The carbocation proceeds to attack the aromatic ring, forming a cyclohexadienyl cation as an intermediate. The aromaticity of the arene is temporarily lost due to the breakage of the carbon-carbon double bond.
The deprotonation of the intermediate leads to the reformation of the carbon-carbon double bond, restoring aromaticity to the compound. This proton goes on to form hydrochloric acid, regenerating the AlCl3 catalyst.
An illustration describing the mechanism of the Friedel-Crafts alkylation reaction is provided above.
What are the Limitations of the Friedel-Crafts Alkylation Reaction?
Some important limitations of Friedel-Crafts alkylation are listed below.
- Since the carbocations formed by aryl and vinyl halides are extremely unstable, they cannot be used in this reaction.
- The presence of a deactivating group on the aromatic ring (such as an NH2 group) can lead to the deactivation of the catalyst due to the formation of complexes.

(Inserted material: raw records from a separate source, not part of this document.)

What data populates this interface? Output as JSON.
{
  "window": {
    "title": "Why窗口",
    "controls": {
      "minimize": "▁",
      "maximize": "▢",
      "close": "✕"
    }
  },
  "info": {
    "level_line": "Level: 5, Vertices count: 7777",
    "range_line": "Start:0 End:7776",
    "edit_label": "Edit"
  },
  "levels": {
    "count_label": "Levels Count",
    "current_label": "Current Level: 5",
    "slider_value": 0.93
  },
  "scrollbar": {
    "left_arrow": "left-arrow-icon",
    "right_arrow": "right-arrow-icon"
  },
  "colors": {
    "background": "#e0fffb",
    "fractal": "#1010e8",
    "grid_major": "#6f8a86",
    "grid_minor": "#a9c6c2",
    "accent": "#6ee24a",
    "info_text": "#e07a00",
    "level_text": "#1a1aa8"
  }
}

- An excess of the aromatic compound must be used in these reactions in order to avoid polyalkylation (addition of more than one alkyl group to the aromatic compound).
- Aromatic compounds that are less reactive than mono-halobenzenes do not participate in the Friedel-Crafts alkylation reaction.
It is important to note that this reaction is prone to carbocation rearrangements, as is the case with any reaction involving carbocations.
The Friedel-Crafts acylation reaction involves the addition of an acyl group to an aromatic ring. Typically, this is done by employing an acid chloride (R-(C=O)-Cl) and a Lewis acid catalyst such as AlCl3. In a Friedel-Crafts acylation reaction, the aromatic ring is transformed into a ketone. The reaction between benzene and an acyl chloride under these conditions is illustrated below.
An acid anhydride can be used as an alternative to the acyl halide in Friedel-Crafts acylations. The halogen belonging to the acyl halide forms a complex with the Lewis acid, generating a highly electrophilic acylium ion, which has a general formula of RCO+ and is stabilized by resonance.
Friedel-Crafts acylations proceed through a four-step mechanism.
A reaction occurs between the Lewis acid catalyst (AlCl3) and the acyl halide. A complex is formed and the acyl halide loses a halide ion, forming an acylium ion which is stabilized by resonance.
The acylium ion (RCO+) goes on to execute an electrophilic attack on the aromatic ring. The aromaticity of the ring is temporarily lost as a complex is formed.
The intermediate complex is now deprotonated, restoring the aromaticity to the ring. This proton attaches itself to a chloride ion (from the complexed Lewis acid), forming HCl. The AlCl3 catalyst is now regenerated.
The regenerated catalyst can now attack the carbonyl oxygen. Therefore, the ketone product must be liberated by adding water to the products formed in step 3. This step can be illustrated as follows.
Thus, the required acyl benzene product is obtained via the Friedel-Crafts acylation reaction.
Despite overcoming some of the limitations of the related alkylation reaction (such as carbocation rearrangement and polyalkylation), the Friedel-Crafts acylation reaction has a few shortcomings.
The acylation reaction only yields ketones. This is because formyl chloride (H(C=O)Cl) decomposes into CO and HCl when exposed to these conditions.
The aromatic compound cannot participate in this reaction if it is less reactive than a mono-halobenzene.
Aryl amines cannot be used in this reaction because they form highly unreactive complexes with the Lewis acid catalyst.